Exercise description: If a line below contains the string "icon", return that line.

Data under study:
______________________________
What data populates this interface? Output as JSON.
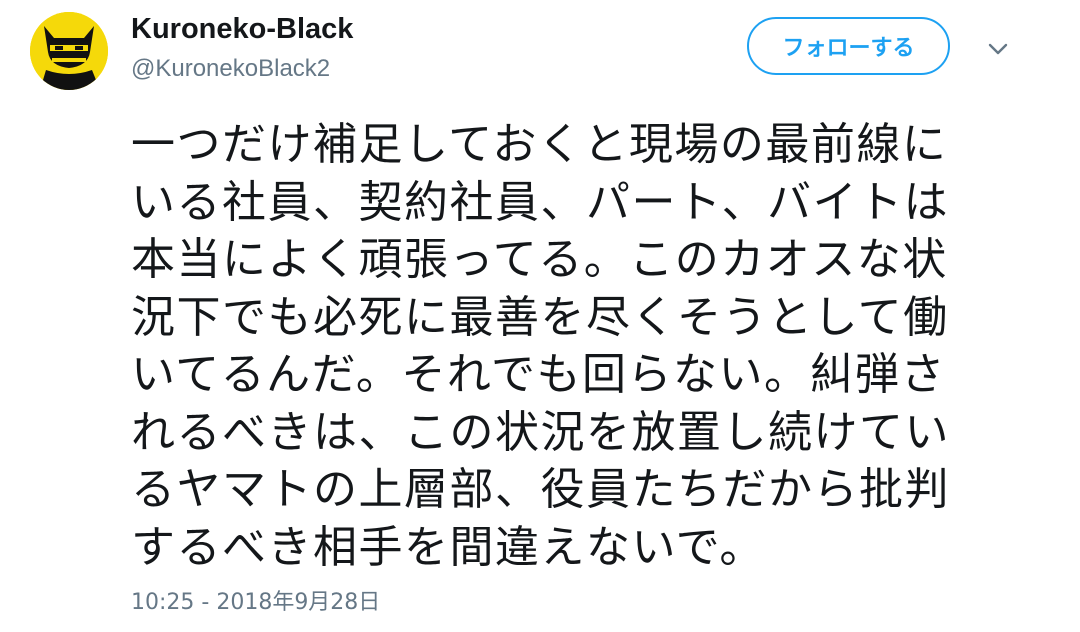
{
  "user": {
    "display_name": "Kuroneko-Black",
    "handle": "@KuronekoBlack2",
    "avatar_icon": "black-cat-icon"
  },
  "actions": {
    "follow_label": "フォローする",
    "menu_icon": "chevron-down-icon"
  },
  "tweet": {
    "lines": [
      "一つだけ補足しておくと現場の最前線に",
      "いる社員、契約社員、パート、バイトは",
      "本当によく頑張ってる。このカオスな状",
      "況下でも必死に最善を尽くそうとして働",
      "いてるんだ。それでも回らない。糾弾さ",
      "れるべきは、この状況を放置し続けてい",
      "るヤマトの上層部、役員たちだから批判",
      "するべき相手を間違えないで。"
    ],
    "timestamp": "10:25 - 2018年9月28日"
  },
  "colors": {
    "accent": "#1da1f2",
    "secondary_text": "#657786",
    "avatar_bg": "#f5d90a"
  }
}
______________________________
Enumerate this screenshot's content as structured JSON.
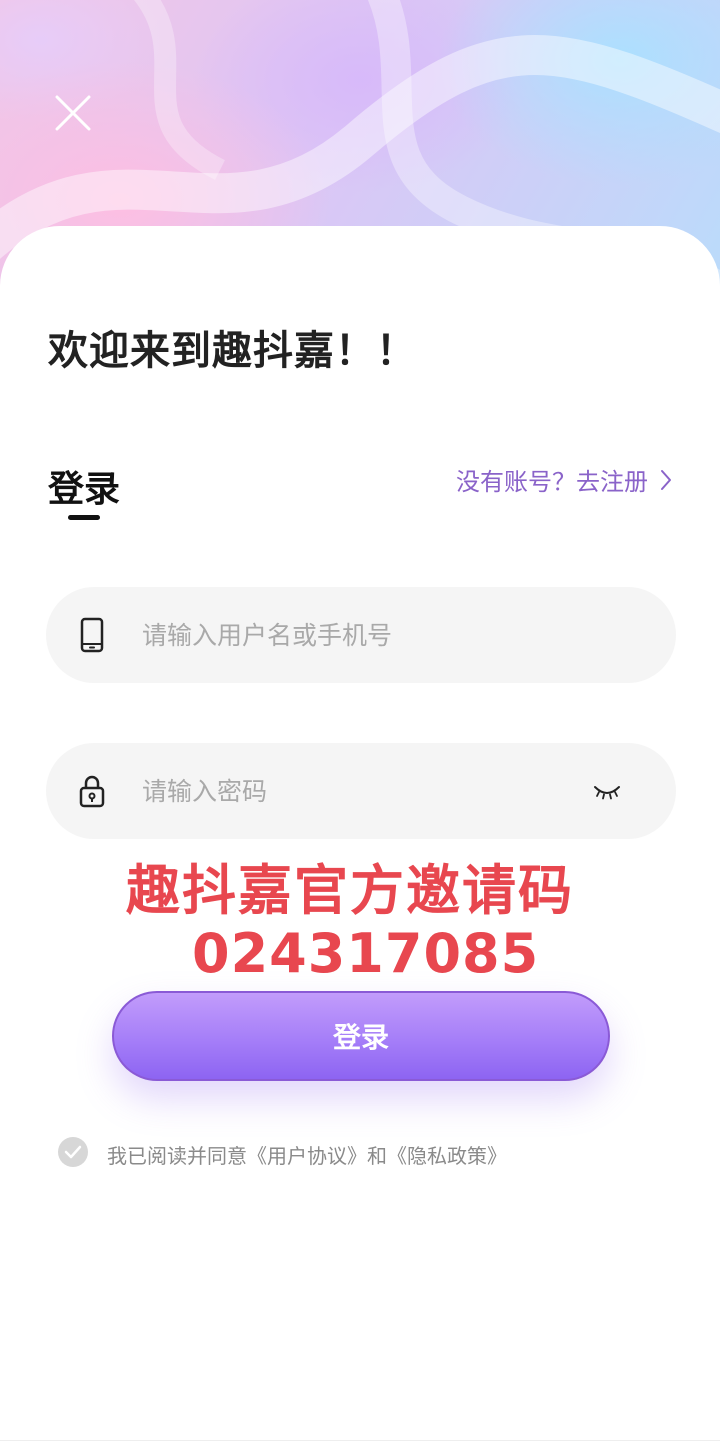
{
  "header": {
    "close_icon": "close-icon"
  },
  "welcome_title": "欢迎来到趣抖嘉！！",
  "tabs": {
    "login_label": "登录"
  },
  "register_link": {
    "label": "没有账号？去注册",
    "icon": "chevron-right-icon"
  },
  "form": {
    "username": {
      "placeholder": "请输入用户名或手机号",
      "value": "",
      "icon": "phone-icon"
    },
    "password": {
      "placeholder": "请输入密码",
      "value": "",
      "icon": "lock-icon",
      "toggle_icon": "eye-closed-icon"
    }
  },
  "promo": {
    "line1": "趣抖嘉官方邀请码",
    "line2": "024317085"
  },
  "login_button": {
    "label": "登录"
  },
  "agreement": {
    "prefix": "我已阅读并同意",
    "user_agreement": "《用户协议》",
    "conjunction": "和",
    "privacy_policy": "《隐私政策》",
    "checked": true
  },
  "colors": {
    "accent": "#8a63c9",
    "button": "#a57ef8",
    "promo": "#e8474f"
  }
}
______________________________
The answer:
    "avatar_icon": "black-cat-icon"
    "menu_icon": "chevron-down-icon"
    "close_icon": "close-icon"
    "icon": "chevron-right-icon"
      "icon": "phone-icon"
      "icon": "lock-icon",
      "toggle_icon": "eye-closed-icon"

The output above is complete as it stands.